Charity Citizens Advice has said technology can fill the gaps left by vacated court buildings after the government confirmed a raft of closures.
The Ministry of Justice yesterday confirmed that 86 courts and tribunals across England and Wales will shut within two years.
The department said the closures will save £27m a year in operating costs and bring in £39m from the sale of freehold buildings.
An MoJ spokeswoman has confirmed that a consultation will take place with court staff, with the aim of ‘redeploying as many as possible’, although redundancies are expected.
Justice minister Shailesh Vara said the remaining court estate will be ‘user-focused and efficient’ and that money will now be invested in modern technology to offer online pleas, claims and evidence systems and video conferencing.
Many interested parties have come forward to condemn the closures, but some have tried to assuage fears about access to justice after the closures have been made.
Gillian Guy, chief executive of Citizens Advice, said technology has the potential to preserve access to justice when courts close.
‘The government’s aim to help more people secure justice without attending court in person is right and for this to be achieved the implementation must match,’ said Guy.
‘The stress and difficulty of giving evidence or getting redress through the justice system can be heightened by the pressures of attending court in person.
‘While court closures could mean some people have to travel longer distances, technology such as video links could help tackle this issue. And where this can be done safely it is also sensible to explore how other community locations can be used by people seeking justice.’
Frances Crook, chief executive of the Howard League for Penal Reform, tweeted that court closures ‘provide an opportunity to do things differently’ and change the criminal justice system.
The ministry said talks have begun with local authorities and other stakeholders to identify different ways of delivering services.

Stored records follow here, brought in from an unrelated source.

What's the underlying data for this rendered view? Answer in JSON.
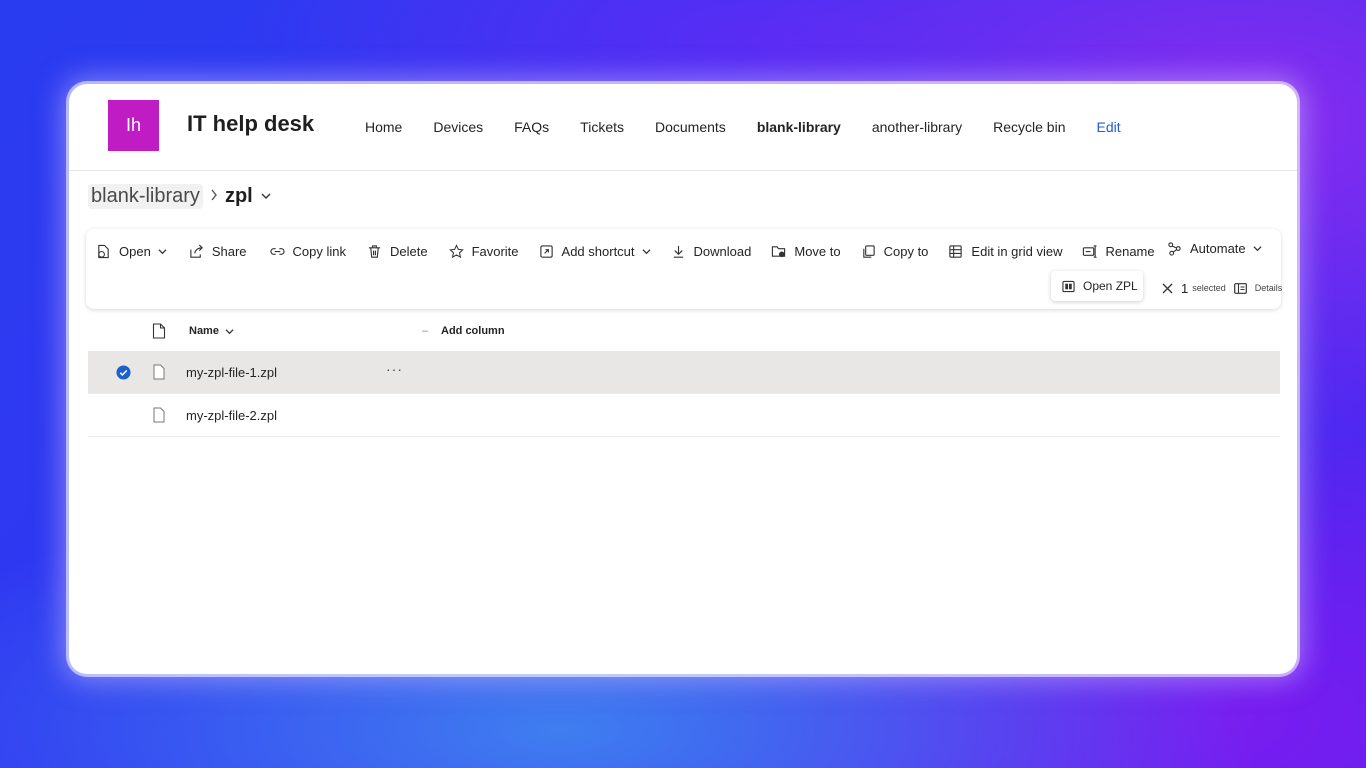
{
  "site": {
    "logo_initials": "Ih",
    "logo_color": "#c01cc3",
    "title": "IT help desk",
    "nav": [
      {
        "label": "Home"
      },
      {
        "label": "Devices"
      },
      {
        "label": "FAQs"
      },
      {
        "label": "Tickets"
      },
      {
        "label": "Documents"
      },
      {
        "label": "blank-library",
        "active": true
      },
      {
        "label": "another-library"
      },
      {
        "label": "Recycle bin"
      },
      {
        "label": "Edit"
      }
    ]
  },
  "breadcrumb": {
    "parent": "blank-library",
    "separator": ">",
    "current": "zpl"
  },
  "commands": {
    "open": "Open",
    "share": "Share",
    "copy_link": "Copy link",
    "delete": "Delete",
    "favorite": "Favorite",
    "add_shortcut": "Add shortcut",
    "download": "Download",
    "move_to": "Move to",
    "copy_to": "Copy to",
    "edit_grid": "Edit in grid view",
    "rename": "Rename",
    "automate": "Automate",
    "open_zpl": "Open ZPL"
  },
  "selection": {
    "count": "1",
    "label": "selected",
    "details": "Details"
  },
  "list": {
    "column_name": "Name",
    "add_column_dash": "–",
    "add_column": "Add column",
    "rows": [
      {
        "name": "my-zpl-file-1.zpl",
        "selected": true,
        "more": "···"
      },
      {
        "name": "my-zpl-file-2.zpl",
        "selected": false
      }
    ]
  },
  "colors": {
    "accent_blue": "#1f5fc9",
    "selected_row": "#e9e7e6"
  }
}
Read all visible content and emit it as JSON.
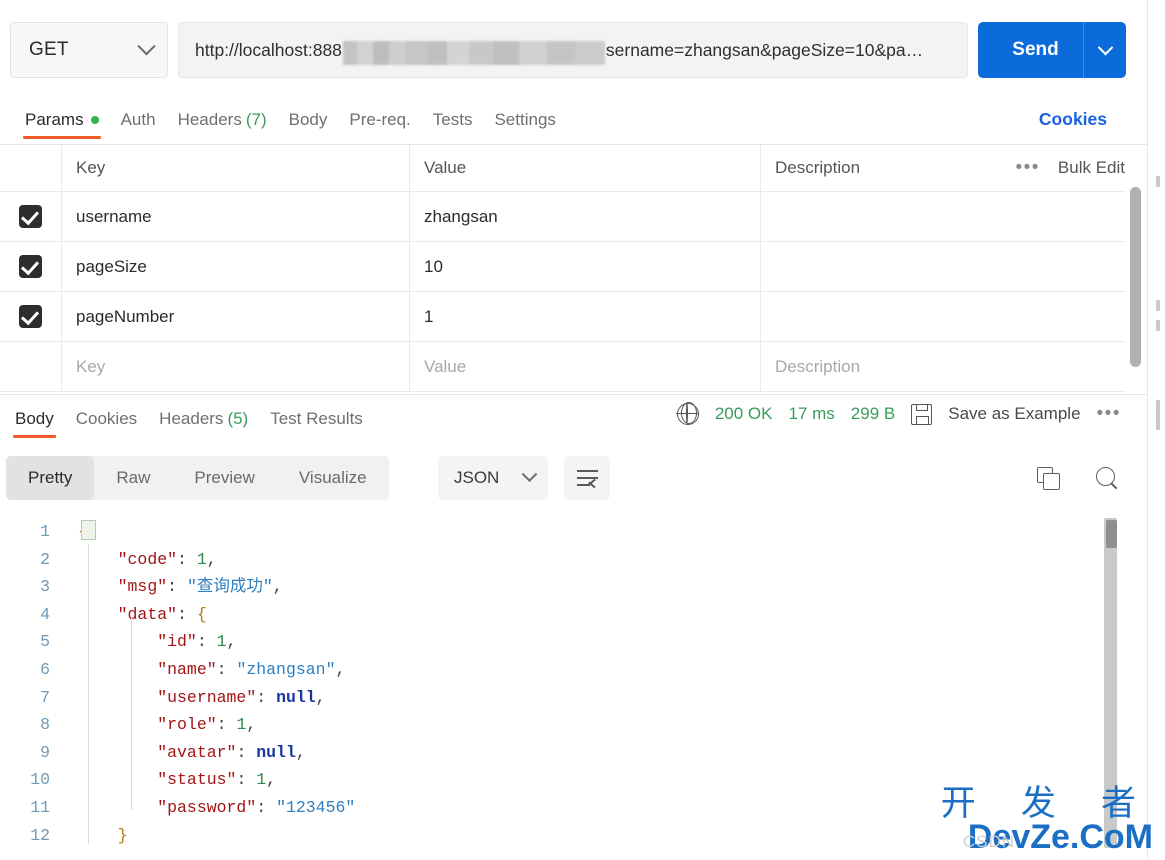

Alternative venues for hearings could include civil buildings, universities and community centres.
The department added: ‘Work is underway to establish pilots to test hearing cases in non-court buildings.
‘We will make sure that the security of the judiciary, staff and users is assessed as part of this process and the provision of appropriate ICT facilities will also be carefully considered and evaluated.’